VOA/BELETWEYNE: At least 15 people were killed and more than 50 injured in three bombings Saturday in the central Hirshabelle state of Somalia, according to officials.
In Bulobarde town, some 220 kilometers north of Mogadishu, a suicide car bomb has killed at least 11 people, witnesses and medical officials said.
A suicide bomber driving an SUV vehicle laden with explosives came under fire from security forces before reaching his goal, but detonated explosives near a police station and the base of the African Union peacekeepers from Djibouti, multiple witnesses told Voice of America.
“At least 11 people were killed in the blast and more than 50 injured — 30 of them in critical condition,” Yusuf Isaq Mumin, a medical official in the town, told VOA. “We are now sending those critically injured to Mogadishu since the local hospital does not have the capacity to handle their cases here.”
Attack in Jalalaqsi
Meanwhile, a powerful car bomb exploded near a Somali military checkpoint in Jalalaqsi town, some 160 kilometers north of Mogadishu, when soldiers operating the checkpoint intercepted an explosives-laden vehicle. Another one went off almost simultaneously nearby when security officials shot the driver of the vehicle.
“A vehicle driven by a suicide bomber detonated near the checkpoint. Another suicide bomber detonated a vehicle at a location close to a school. I saw the dead bodies of at least four people with my eyes, but the number could be higher,” Mire Hussein Siyad, former deputy district commissioner of Jalalaqsi, told VOA.
According to witnesses, the checkpoint is near local government buildings and a military base belonging to African Union peacekeepers from Djibouti.
Both the towns of Jalalaqsi and Bulobarde are important trading and farming towns located along the banks of the Shabelle River, and they also are the second- and third-biggest towns in Hiran province.
Towns focal point of campaign
The towns have been under al-Shabab isolation for more than 10 years and recently have been the focal point of efforts to mobilize the local population against al-Shabab amid an ongoing Somali military campaign to defeat militants who followed Somali President Hassan Sheikh Mohamud’s declaration of a “total war” against the al-Qaida-linked militants shortly after being elected last year.

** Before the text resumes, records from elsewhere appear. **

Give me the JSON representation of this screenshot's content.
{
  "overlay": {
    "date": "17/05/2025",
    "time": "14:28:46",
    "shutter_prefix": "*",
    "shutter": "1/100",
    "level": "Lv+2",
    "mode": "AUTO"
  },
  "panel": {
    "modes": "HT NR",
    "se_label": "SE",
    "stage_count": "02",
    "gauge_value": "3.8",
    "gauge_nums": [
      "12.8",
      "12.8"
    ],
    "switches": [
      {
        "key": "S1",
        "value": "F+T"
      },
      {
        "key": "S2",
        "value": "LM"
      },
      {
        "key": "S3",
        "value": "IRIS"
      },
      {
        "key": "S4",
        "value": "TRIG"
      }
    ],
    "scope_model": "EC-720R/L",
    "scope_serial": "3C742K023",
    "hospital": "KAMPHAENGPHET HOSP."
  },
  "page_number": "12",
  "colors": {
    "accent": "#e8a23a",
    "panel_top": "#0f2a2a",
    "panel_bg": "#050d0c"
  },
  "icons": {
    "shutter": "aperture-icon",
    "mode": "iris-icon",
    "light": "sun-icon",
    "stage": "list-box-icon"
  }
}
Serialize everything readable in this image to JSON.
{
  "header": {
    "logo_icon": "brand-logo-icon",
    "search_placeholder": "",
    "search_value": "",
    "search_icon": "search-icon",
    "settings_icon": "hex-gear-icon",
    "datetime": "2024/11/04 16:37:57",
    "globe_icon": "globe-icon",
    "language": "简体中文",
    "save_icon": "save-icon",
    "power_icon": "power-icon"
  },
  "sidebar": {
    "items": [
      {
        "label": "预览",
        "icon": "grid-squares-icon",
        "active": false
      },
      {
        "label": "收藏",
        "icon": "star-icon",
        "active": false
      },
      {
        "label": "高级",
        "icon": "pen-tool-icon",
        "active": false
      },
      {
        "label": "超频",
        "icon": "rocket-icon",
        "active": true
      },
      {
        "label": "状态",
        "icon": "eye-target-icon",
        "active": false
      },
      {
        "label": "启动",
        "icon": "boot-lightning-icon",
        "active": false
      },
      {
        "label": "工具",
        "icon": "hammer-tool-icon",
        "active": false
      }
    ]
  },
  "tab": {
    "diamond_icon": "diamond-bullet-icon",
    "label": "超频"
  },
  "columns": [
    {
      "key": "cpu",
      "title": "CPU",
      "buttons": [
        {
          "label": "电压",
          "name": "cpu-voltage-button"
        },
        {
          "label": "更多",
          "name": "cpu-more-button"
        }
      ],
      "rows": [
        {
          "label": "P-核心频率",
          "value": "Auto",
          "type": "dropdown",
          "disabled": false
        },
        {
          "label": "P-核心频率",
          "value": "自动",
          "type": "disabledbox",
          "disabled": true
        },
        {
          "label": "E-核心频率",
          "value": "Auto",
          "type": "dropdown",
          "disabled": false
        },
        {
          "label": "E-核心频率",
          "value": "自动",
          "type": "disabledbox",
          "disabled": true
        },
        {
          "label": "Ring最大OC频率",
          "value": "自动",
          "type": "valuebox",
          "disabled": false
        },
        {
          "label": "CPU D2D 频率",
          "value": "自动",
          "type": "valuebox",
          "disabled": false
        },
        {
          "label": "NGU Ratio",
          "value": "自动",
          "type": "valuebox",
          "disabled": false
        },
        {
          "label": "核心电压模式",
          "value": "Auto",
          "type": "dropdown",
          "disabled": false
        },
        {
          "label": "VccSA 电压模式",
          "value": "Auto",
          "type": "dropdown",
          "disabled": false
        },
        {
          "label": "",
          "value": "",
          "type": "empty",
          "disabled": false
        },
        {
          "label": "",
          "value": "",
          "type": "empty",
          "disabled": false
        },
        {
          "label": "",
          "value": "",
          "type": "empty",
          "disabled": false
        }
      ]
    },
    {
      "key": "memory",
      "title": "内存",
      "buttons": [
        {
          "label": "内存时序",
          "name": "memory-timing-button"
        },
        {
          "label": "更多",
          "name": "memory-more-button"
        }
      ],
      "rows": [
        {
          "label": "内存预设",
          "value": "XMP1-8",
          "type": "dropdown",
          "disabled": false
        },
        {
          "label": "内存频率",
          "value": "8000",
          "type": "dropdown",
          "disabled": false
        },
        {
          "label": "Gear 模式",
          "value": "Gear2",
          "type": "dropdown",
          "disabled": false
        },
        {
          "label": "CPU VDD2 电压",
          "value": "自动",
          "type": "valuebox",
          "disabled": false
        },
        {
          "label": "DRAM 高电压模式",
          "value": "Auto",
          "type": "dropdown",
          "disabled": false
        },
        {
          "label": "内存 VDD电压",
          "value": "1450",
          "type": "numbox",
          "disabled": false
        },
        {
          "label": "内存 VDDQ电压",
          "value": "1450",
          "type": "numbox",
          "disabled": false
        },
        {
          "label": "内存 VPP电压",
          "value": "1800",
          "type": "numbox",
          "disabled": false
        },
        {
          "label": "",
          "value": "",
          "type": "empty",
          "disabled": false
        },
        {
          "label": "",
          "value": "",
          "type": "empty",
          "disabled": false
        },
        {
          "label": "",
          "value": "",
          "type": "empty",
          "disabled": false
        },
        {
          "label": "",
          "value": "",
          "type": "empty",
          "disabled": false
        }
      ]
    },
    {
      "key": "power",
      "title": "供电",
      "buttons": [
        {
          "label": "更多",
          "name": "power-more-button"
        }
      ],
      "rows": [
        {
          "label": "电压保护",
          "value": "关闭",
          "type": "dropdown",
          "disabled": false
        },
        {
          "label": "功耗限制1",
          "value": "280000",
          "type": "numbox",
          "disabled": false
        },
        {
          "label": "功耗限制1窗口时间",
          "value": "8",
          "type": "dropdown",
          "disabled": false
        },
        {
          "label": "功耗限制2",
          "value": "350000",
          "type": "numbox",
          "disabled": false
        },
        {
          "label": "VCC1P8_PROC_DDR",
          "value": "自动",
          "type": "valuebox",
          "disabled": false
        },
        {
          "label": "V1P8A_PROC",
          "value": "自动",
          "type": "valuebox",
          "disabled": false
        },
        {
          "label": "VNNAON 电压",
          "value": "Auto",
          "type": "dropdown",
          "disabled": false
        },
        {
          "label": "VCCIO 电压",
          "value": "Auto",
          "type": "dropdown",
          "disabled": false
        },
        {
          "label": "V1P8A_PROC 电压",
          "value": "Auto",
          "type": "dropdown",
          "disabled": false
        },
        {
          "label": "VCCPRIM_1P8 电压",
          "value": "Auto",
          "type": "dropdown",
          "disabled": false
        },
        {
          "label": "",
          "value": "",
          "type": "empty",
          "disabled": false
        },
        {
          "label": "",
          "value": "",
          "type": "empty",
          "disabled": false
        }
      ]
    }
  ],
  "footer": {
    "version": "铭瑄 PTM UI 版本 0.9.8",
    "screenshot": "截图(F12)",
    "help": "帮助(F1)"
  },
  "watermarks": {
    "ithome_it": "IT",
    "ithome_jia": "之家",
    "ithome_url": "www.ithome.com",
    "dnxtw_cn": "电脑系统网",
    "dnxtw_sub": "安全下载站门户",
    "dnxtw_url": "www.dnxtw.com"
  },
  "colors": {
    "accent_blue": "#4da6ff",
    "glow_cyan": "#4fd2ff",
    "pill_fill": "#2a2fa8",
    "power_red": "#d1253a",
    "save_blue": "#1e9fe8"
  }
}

Al-Shabab has threatened violence against clans mobilizing against them in the past.
In October of last year, similar terrorist attacks that targeted bridges in those towns killed at least 21 people.